Entries supplied:
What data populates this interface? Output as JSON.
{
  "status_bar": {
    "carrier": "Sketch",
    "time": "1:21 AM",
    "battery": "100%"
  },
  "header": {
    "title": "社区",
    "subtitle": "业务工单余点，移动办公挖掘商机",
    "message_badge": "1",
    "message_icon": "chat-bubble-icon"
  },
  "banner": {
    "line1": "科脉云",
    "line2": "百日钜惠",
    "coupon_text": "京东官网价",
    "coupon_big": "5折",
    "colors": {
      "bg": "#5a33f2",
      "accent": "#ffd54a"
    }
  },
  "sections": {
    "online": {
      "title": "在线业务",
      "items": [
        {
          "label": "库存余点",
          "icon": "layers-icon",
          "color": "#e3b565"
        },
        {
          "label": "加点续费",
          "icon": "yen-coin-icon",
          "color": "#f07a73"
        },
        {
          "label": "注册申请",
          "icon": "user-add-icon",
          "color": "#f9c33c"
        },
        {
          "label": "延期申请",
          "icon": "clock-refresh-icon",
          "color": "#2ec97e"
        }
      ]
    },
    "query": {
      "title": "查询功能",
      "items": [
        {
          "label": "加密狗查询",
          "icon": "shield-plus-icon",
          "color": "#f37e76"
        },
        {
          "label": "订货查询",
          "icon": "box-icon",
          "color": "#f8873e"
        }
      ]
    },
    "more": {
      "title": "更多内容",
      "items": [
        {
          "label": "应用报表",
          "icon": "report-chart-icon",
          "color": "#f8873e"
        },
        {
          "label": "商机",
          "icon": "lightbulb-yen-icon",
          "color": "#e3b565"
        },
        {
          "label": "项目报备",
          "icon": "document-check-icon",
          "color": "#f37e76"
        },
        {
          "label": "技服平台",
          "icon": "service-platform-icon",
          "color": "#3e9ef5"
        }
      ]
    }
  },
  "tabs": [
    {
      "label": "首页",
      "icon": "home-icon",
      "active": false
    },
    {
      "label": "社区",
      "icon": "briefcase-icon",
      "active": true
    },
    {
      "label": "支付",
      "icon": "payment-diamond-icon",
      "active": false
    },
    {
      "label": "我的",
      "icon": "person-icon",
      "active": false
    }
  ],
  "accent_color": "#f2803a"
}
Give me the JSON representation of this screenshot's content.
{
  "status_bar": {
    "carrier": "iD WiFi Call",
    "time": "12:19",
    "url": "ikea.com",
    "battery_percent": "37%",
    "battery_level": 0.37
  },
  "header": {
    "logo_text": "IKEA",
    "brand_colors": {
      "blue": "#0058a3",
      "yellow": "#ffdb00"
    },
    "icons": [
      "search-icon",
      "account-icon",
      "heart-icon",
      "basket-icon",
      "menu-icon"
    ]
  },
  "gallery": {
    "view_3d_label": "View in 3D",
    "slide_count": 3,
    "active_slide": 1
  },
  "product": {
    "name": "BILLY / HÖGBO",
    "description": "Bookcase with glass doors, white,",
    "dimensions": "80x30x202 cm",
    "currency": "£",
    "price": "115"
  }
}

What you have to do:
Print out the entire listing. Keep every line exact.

Expected answer:
What data populates this interface? Output as JSON.
{
  "status_bar": {
    "carrier": "Sketch",
    "time": "1:21 AM",
    "battery": "100%"
  },
  "header": {
    "title": "社区",
    "subtitle": "业务工单余点，移动办公挖掘商机",
    "message_badge": "1",
    "message_icon": "chat-bubble-icon"
  },
  "banner": {
    "line1": "科脉云",
    "line2": "百日钜惠",
    "coupon_text": "京东官网价",
    "coupon_big": "5折",
    "colors": {
      "bg": "#5a33f2",
      "accent": "#ffd54a"
    }
  },
  "sections": {
    "online": {
      "title": "在线业务",
      "items": [
        {
          "label": "库存余点",
          "icon": "layers-icon",
          "color": "#e3b565"
        },
        {
          "label": "加点续费",
          "icon": "yen-coin-icon",
          "color": "#f07a73"
        },
        {
          "label": "注册申请",
          "icon": "user-add-icon",
          "color": "#f9c33c"
        },
        {
          "label": "延期申请",
          "icon": "clock-refresh-icon",
          "color": "#2ec97e"
        }
      ]
    },
    "query": {
      "title": "查询功能",
      "items": [
        {
          "label": "加密狗查询",
          "icon": "shield-plus-icon",
          "color": "#f37e76"
        },
        {
          "label": "订货查询",
          "icon": "box-icon",
          "color": "#f8873e"
        }
      ]
    },
    "more": {
      "title": "更多内容",
      "items": [
        {
          "label": "应用报表",
          "icon": "report-chart-icon",
          "color": "#f8873e"
        },
        {
          "label": "商机",
          "icon": "lightbulb-yen-icon",
          "color": "#e3b565"
        },
        {
          "label": "项目报备",
          "icon": "document-check-icon",
          "color": "#f37e76"
        },
        {
          "label": "技服平台",
          "icon": "service-platform-icon",
          "color": "#3e9ef5"
        }
      ]
    }
  },
  "tabs": [
    {
      "label": "首页",
      "icon": "home-icon",
      "active": false
    },
    {
      "label": "社区",
      "icon": "briefcase-icon",
      "active": true
    },
    {
      "label": "支付",
      "icon": "payment-diamond-icon",
      "active": false
    },
    {
      "label": "我的",
      "icon": "person-icon",
      "active": false
    }
  ],
  "accent_color": "#f2803a"
}
Give me the JSON representation of this screenshot's content.
{
  "status_bar": {
    "carrier": "iD WiFi Call",
    "time": "12:19",
    "url": "ikea.com",
    "battery_percent": "37%",
    "battery_level": 0.37
  },
  "header": {
    "logo_text": "IKEA",
    "brand_colors": {
      "blue": "#0058a3",
      "yellow": "#ffdb00"
    },
    "icons": [
      "search-icon",
      "account-icon",
      "heart-icon",
      "basket-icon",
      "menu-icon"
    ]
  },
  "gallery": {
    "view_3d_label": "View in 3D",
    "slide_count": 3,
    "active_slide": 1
  },
  "product": {
    "name": "BILLY / HÖGBO",
    "description": "Bookcase with glass doors, white,",
    "dimensions": "80x30x202 cm",
    "currency": "£",
    "price": "115"
  }
}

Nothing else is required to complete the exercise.